Tuition fee loans and loans for living costs are available, as well as non-repayable NUA bursaries that take into account family income. Find how to apply for funding.
Tuition Fee Loan for Undergraduate study
Tuition fee loans are available for UK and EU students.
- Available to cover the full cost of your tuition
- You don’t have to pay for your course up front yourself
- Only start paying back when you are earning over £25,000 per year
Maintenance Loan for Undergraduate study – 2018/19
Student Maintenance Loans are available for UK and eligible EU students to help with living costs such as accommodation, food, clothes, travel and course expenses. The amount students receive is dependent on household income and any maintenance grant received.
- A loan of up to £8,700 may be available if you live away from home.
- A loan of up to £7,324 may be available if you live with your parents.
How can you find out more?
Find out about scholarship programmes available to NUA applicants.
NUA offers bursaries to new students whose household income is £42,875 or less.
NUA alumni, staff and feeder staff discount
All NUA alumni are eligible for a £1,000 discount on NUA postgraduate degree fees. All NUA staff and staff from feeder institutions are eligible for a £500 discount on NUA postgraduate degree fees.
"I’m most productive in the Media Lab where I can work collaboratively with other students. Here we can discuss and debate ideas. It’s a good way to overcome self-criticism and avoid creative block"
BA (Hons) Animation
"The course focused on a variety of software skills which we used in live briefs, set by animators working for companies such as Baby Cow and Balloon Dog."
BA (Hons) Animation
"We work in all types of animation including 3D, 2D and stop motion. You can experiment on each project and through our group work I’ve had the chance to be involved with all aspects from storyboarding and editing to sound design."
BA (Hons) Animation
Stephanie & Fiona Dulieu
"The diversity of projects meant we explored lots of different ideas.
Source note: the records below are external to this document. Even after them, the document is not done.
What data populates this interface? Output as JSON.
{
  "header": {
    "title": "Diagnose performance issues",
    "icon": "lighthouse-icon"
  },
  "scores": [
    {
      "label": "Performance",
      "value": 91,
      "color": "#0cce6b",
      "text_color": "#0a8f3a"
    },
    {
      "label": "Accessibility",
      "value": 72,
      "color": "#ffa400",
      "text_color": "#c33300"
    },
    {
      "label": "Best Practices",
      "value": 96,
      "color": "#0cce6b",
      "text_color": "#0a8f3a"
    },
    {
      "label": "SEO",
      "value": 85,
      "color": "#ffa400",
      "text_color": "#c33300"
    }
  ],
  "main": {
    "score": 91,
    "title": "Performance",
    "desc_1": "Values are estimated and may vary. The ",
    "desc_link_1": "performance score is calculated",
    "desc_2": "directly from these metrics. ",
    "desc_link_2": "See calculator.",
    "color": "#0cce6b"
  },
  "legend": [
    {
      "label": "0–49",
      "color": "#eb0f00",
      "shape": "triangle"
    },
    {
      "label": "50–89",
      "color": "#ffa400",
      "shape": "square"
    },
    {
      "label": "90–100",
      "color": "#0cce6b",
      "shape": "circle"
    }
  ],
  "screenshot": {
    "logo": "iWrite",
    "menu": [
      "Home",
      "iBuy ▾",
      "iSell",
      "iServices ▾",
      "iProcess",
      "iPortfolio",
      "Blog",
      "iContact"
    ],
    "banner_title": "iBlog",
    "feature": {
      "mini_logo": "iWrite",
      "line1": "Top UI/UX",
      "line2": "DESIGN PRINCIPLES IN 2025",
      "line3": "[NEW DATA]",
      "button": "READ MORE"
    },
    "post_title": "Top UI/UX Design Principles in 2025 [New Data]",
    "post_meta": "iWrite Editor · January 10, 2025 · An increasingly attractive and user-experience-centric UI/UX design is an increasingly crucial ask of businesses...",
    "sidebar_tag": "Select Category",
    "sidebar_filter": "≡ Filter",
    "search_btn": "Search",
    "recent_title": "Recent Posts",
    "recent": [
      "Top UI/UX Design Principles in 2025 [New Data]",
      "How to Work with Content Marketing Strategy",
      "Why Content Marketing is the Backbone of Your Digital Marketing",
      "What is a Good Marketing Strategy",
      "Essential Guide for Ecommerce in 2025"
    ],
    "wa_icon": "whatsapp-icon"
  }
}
We used the NUA workshops and software to push our ideas further."
BA (Hons) Animation
Melanie Coombs (Visiting Lecturer)Oscar-winning Producer, Melodrama Films
Clare Kitson (Visiting Lecturer)Animation Commissioner for Channel 4 (1989–99)
Don Boyd (Visiting Lecturer)Hollywood Director, Producer of numerous feature films
NUA welcomes ‘Hymn’ by Damien Hirst to campus
Damien Hirst's monumental scuplture, Hymn comes to Norwich University of the Arts.
Student films on Random Acts Ignition Network
Two animated films have been selected for screening on the Channel 4 ‘Random Acts’ website.
NUA Lecturer takes national role at Animated Women UK
NUA Lecturer Helen Piercy has been appointed Education Advisor at Animated Women UK.
A Place in the World
Friday 9 March 2018 - Saturday 28 April 2018
An exhibition of photography & film coinciding with the Women of the World (WoW) Festival.
Tuesday 15 May - Saturday 7 July 2018
Explore 'Unanamed' and 'Palace' by Nathan Coley at East GalleryNUA and St Laurence's church.
A Place in the World Workshops at East Gallery
Friday 27 - 28 April 2018
Interactive workshops for schools based on the current East GalleryNUA show 'A Place in the World'.
Undergraduate Open Day
Friday 29 June 2018
Explore our studios. Meet our staff and students. Find out how we are Teaching Excellence.